Brief:
Some lines below may hold the string "燃油和排放系统电路图". Count them and give only the total.

•••••

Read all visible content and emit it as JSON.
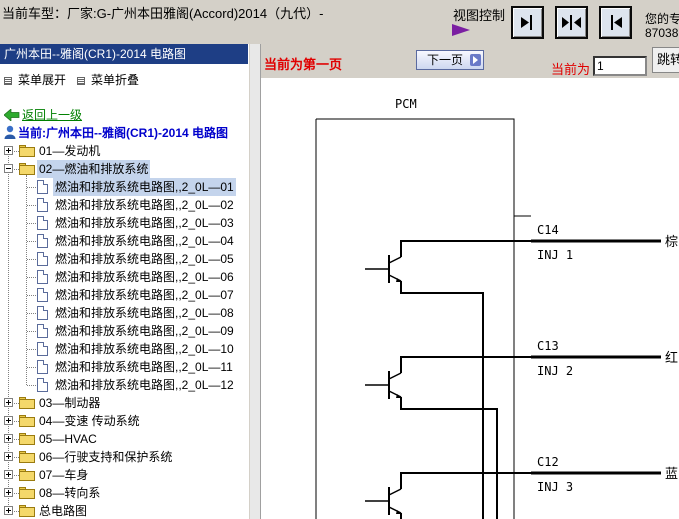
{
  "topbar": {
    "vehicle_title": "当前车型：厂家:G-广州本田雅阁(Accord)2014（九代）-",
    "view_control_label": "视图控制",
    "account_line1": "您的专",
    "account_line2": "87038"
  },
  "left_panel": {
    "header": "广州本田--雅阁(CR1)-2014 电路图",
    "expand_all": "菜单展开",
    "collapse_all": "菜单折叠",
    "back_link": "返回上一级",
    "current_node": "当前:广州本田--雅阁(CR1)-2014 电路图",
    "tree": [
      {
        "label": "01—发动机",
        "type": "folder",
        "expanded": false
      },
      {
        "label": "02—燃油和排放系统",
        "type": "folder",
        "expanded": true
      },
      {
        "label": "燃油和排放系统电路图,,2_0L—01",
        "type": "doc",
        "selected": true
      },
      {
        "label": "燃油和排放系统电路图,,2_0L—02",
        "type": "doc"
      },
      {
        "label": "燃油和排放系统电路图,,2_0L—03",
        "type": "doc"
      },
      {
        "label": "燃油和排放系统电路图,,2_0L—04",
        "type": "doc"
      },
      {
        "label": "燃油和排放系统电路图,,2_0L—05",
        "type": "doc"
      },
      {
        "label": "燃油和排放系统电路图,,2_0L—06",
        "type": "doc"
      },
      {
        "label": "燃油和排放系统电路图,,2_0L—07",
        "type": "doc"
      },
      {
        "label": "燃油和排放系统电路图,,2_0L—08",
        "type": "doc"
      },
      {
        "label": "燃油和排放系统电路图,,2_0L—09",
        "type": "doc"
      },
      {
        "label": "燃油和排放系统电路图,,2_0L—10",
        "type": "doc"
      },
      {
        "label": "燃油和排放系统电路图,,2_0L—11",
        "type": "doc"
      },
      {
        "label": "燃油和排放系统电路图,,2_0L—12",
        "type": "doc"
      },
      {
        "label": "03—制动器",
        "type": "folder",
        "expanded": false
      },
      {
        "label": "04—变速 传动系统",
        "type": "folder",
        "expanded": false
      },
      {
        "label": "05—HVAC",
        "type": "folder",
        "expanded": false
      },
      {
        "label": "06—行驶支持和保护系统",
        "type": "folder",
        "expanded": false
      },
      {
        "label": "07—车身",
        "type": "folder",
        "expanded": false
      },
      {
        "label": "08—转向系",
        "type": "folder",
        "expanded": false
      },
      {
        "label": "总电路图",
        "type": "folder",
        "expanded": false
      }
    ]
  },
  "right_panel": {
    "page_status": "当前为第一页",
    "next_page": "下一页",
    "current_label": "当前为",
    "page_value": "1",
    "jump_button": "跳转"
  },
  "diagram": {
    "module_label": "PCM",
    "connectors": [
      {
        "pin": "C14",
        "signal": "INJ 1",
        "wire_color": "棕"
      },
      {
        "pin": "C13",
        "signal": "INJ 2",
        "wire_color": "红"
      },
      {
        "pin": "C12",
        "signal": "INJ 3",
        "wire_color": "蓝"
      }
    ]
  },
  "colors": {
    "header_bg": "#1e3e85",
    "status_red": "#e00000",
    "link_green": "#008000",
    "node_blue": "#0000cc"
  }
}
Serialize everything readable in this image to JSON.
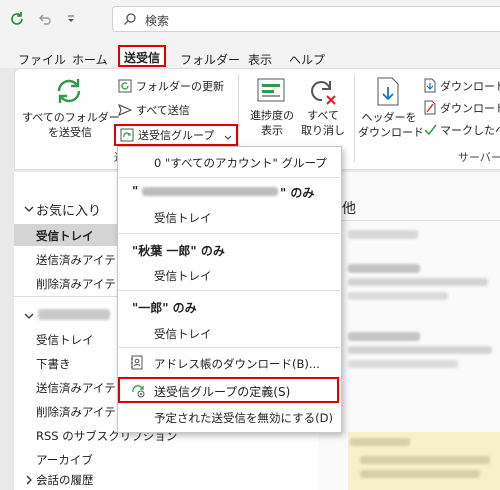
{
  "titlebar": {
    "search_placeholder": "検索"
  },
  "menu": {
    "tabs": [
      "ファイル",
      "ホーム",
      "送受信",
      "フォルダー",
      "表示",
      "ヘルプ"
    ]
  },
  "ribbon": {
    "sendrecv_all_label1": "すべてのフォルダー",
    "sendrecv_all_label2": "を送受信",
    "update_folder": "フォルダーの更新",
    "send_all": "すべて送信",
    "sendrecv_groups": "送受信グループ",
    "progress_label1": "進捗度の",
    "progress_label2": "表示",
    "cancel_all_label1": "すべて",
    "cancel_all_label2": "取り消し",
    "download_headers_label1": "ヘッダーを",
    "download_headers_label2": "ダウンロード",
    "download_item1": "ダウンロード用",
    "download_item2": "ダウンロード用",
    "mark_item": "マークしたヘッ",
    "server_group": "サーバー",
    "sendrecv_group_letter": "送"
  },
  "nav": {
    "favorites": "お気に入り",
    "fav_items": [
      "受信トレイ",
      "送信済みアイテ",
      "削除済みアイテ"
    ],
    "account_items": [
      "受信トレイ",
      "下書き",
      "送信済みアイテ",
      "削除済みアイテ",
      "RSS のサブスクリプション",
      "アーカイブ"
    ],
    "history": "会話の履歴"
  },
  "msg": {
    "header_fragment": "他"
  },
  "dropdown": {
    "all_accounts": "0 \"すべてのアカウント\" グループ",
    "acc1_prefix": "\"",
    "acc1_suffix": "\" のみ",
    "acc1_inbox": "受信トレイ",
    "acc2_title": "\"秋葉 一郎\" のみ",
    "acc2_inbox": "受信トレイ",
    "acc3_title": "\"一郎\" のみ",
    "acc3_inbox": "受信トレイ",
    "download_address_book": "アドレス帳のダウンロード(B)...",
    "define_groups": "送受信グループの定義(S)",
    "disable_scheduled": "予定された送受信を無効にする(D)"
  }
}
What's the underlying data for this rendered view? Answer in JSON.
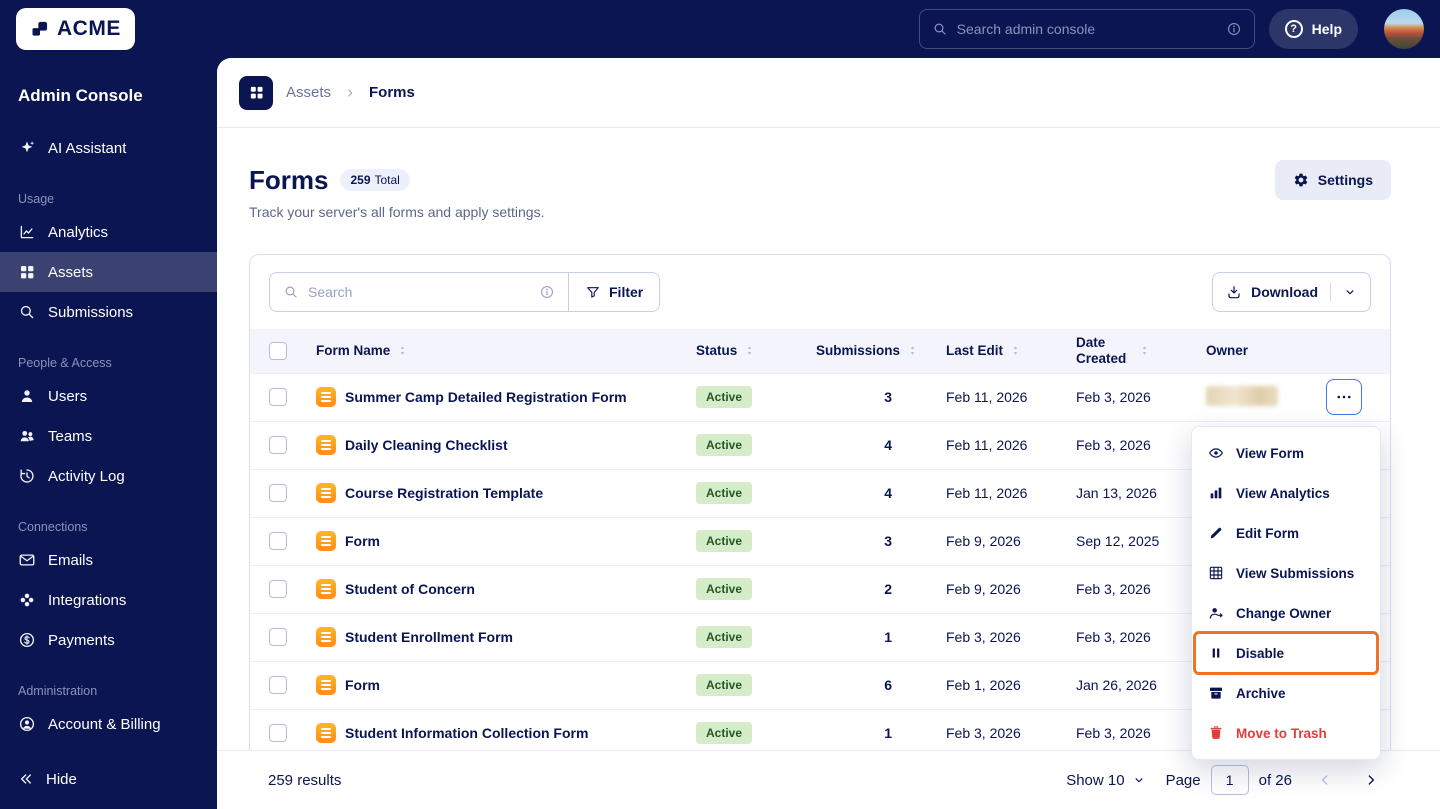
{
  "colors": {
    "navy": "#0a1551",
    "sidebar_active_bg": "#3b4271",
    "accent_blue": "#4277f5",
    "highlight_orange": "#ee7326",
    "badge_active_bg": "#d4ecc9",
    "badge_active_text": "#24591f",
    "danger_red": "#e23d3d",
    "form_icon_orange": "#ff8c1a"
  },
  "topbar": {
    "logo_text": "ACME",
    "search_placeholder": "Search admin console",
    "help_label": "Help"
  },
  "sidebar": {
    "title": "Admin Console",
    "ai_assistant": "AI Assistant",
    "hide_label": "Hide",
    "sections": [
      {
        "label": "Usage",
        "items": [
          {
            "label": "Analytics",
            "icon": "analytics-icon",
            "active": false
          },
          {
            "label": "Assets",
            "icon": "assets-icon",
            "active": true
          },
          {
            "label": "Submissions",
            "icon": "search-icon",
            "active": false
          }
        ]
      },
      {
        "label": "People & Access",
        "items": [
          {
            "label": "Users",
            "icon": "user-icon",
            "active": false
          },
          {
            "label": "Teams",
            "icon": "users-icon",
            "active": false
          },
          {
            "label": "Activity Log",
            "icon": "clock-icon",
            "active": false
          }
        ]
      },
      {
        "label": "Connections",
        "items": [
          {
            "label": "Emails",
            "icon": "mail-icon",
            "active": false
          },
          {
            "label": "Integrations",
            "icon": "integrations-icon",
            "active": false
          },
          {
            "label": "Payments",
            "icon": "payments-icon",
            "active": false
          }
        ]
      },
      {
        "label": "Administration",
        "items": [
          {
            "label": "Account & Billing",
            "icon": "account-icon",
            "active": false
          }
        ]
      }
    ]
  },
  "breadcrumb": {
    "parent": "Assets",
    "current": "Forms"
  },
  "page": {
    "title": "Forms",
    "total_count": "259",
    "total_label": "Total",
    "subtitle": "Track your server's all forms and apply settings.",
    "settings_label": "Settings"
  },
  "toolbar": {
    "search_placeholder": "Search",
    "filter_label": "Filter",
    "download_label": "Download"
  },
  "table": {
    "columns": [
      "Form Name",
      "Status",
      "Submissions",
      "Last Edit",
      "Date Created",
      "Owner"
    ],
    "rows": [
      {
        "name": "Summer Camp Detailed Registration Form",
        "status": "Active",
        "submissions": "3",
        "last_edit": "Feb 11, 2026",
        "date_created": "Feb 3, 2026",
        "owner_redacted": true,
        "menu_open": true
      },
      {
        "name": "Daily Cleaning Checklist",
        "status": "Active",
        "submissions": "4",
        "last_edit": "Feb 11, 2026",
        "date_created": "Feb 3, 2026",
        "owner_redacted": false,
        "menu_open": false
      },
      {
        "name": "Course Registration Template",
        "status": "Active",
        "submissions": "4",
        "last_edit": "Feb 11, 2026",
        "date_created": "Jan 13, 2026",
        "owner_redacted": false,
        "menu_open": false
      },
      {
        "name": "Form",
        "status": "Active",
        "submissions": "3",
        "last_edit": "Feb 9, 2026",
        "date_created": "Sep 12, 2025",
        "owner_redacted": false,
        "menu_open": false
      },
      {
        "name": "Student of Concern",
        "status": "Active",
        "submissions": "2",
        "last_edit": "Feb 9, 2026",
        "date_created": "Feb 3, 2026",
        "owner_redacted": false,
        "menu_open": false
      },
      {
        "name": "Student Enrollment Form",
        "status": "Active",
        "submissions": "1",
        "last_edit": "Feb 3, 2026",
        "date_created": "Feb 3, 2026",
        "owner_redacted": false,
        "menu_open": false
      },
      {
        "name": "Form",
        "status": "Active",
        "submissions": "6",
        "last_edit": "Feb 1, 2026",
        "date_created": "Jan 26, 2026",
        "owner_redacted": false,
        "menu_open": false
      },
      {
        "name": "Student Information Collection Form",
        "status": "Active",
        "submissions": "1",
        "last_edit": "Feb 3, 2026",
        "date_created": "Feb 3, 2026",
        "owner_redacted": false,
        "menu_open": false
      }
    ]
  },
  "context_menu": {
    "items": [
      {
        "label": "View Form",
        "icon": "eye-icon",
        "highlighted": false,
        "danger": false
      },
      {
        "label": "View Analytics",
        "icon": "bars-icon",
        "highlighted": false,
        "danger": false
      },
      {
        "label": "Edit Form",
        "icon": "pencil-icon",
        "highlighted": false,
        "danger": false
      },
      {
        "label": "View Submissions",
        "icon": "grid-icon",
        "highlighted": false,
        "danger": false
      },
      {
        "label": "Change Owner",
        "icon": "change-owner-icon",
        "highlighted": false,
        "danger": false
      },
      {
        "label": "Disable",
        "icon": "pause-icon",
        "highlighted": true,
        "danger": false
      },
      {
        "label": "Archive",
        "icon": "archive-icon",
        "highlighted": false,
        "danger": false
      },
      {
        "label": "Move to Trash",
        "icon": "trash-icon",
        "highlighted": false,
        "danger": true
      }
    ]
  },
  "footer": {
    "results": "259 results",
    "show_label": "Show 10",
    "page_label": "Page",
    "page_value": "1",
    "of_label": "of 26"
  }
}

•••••

Solution to the exercise:
12